▶

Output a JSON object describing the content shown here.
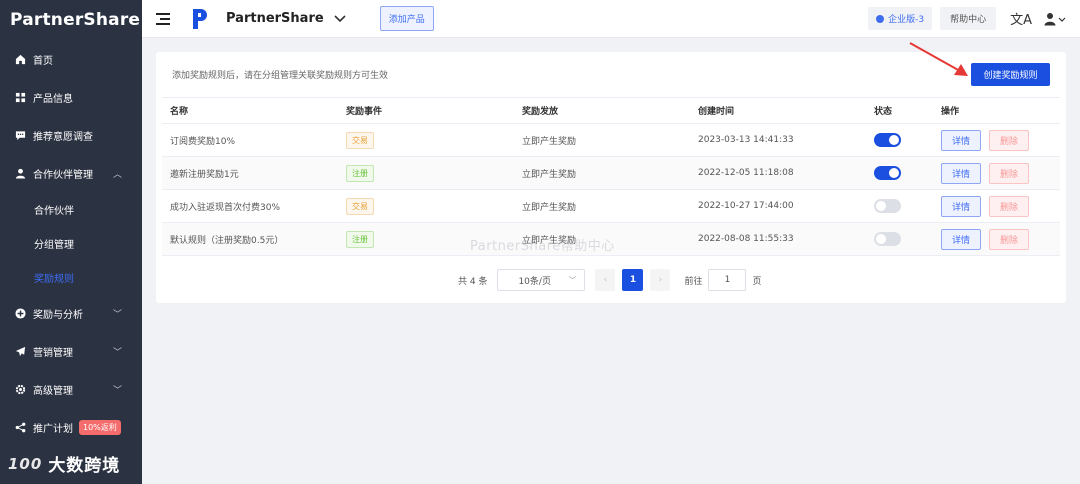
{
  "sidebar": {
    "logo": "PartnerShare",
    "items": [
      {
        "label": "首页"
      },
      {
        "label": "产品信息"
      },
      {
        "label": "推荐意愿调查"
      },
      {
        "label": "合作伙伴管理"
      },
      {
        "label": "奖励与分析"
      },
      {
        "label": "营销管理"
      },
      {
        "label": "高级管理"
      },
      {
        "label": "推广计划"
      }
    ],
    "sub_items": [
      {
        "label": "合作伙伴"
      },
      {
        "label": "分组管理"
      },
      {
        "label": "奖励规则"
      }
    ],
    "promo_badge": "10%返利",
    "brand_footer": "大数跨境",
    "brand_mark": "100"
  },
  "header": {
    "app_name": "PartnerShare",
    "add_product": "添加产品",
    "plan": "企业版-3",
    "help": "帮助中心",
    "lang_glyph": "文A"
  },
  "main": {
    "hint": "添加奖励规则后，请在分组管理关联奖励规则方可生效",
    "create_button": "创建奖励规则",
    "columns": [
      "名称",
      "奖励事件",
      "奖励发放",
      "创建时间",
      "状态",
      "操作"
    ],
    "rows": [
      {
        "name": "订阅费奖励10%",
        "event": "交易",
        "event_type": "trade",
        "grant": "立即产生奖励",
        "created": "2023-03-13 14:41:33",
        "status": true,
        "detail": "详情",
        "delete": "删除"
      },
      {
        "name": "邀新注册奖励1元",
        "event": "注册",
        "event_type": "reg",
        "grant": "立即产生奖励",
        "created": "2022-12-05 11:18:08",
        "status": true,
        "detail": "详情",
        "delete": "删除"
      },
      {
        "name": "成功入驻返现首次付费30%",
        "event": "交易",
        "event_type": "trade",
        "grant": "立即产生奖励",
        "created": "2022-10-27 17:44:00",
        "status": false,
        "detail": "详情",
        "delete": "删除"
      },
      {
        "name": "默认规则（注册奖励0.5元）",
        "event": "注册",
        "event_type": "reg",
        "grant": "立即产生奖励",
        "created": "2022-08-08 11:55:33",
        "status": false,
        "detail": "详情",
        "delete": "删除"
      }
    ],
    "watermark": "PartnerShare帮助中心"
  },
  "pagination": {
    "total": "共 4 条",
    "page_size": "10条/页",
    "prev": "‹",
    "current": "1",
    "next": "›",
    "goto_label": "前往",
    "goto_value": "1",
    "goto_suffix": "页"
  },
  "colors": {
    "accent": "#1a4fe0",
    "sidebar_bg": "#2b3241",
    "active_nav": "#3d6cf2",
    "arrow": "#e53935"
  }
}
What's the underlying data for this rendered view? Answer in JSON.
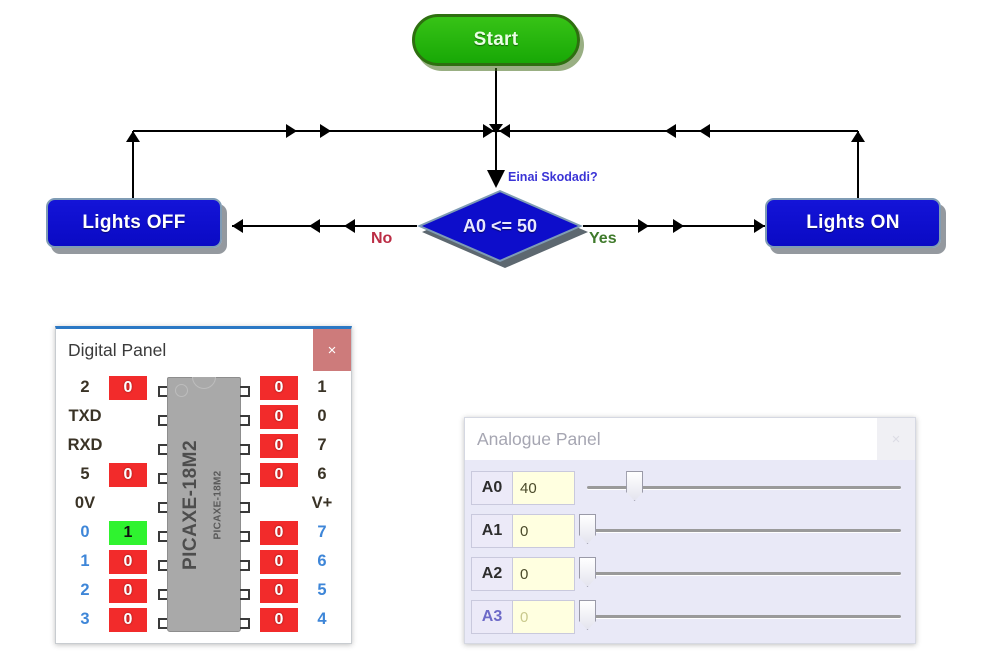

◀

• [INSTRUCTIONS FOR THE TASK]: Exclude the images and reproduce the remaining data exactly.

• [OUTPUT BELOW]:
Output a JSON object describing the content shown here.
{
  "sidebar": {
    "logo": "PartnerShare",
    "items": [
      {
        "label": "首页"
      },
      {
        "label": "产品信息"
      },
      {
        "label": "推荐意愿调查"
      },
      {
        "label": "合作伙伴管理"
      },
      {
        "label": "奖励与分析"
      },
      {
        "label": "营销管理"
      },
      {
        "label": "高级管理"
      },
      {
        "label": "推广计划"
      }
    ],
    "sub_items": [
      {
        "label": "合作伙伴"
      },
      {
        "label": "分组管理"
      },
      {
        "label": "奖励规则"
      }
    ],
    "promo_badge": "10%返利",
    "brand_footer": "大数跨境",
    "brand_mark": "100"
  },
  "header": {
    "app_name": "PartnerShare",
    "add_product": "添加产品",
    "plan": "企业版-3",
    "help": "帮助中心",
    "lang_glyph": "文A"
  },
  "main": {
    "hint": "添加奖励规则后，请在分组管理关联奖励规则方可生效",
    "create_button": "创建奖励规则",
    "columns": [
      "名称",
      "奖励事件",
      "奖励发放",
      "创建时间",
      "状态",
      "操作"
    ],
    "rows": [
      {
        "name": "订阅费奖励10%",
        "event": "交易",
        "event_type": "trade",
        "grant": "立即产生奖励",
        "created": "2023-03-13 14:41:33",
        "status": true,
        "detail": "详情",
        "delete": "删除"
      },
      {
        "name": "邀新注册奖励1元",
        "event": "注册",
        "event_type": "reg",
        "grant": "立即产生奖励",
        "created": "2022-12-05 11:18:08",
        "status": true,
        "detail": "详情",
        "delete": "删除"
      },
      {
        "name": "成功入驻返现首次付费30%",
        "event": "交易",
        "event_type": "trade",
        "grant": "立即产生奖励",
        "created": "2022-10-27 17:44:00",
        "status": false,
        "detail": "详情",
        "delete": "删除"
      },
      {
        "name": "默认规则（注册奖励0.5元）",
        "event": "注册",
        "event_type": "reg",
        "grant": "立即产生奖励",
        "created": "2022-08-08 11:55:33",
        "status": false,
        "detail": "详情",
        "delete": "删除"
      }
    ],
    "watermark": "PartnerShare帮助中心"
  },
  "pagination": {
    "total": "共 4 条",
    "page_size": "10条/页",
    "prev": "‹",
    "current": "1",
    "next": "›",
    "goto_label": "前往",
    "goto_value": "1",
    "goto_suffix": "页"
  },
  "colors": {
    "accent": "#1a4fe0",
    "sidebar_bg": "#2b3241",
    "active_nav": "#3d6cf2",
    "arrow": "#e53935"
  }
}
What's the underlying data for this rendered view? Answer in JSON.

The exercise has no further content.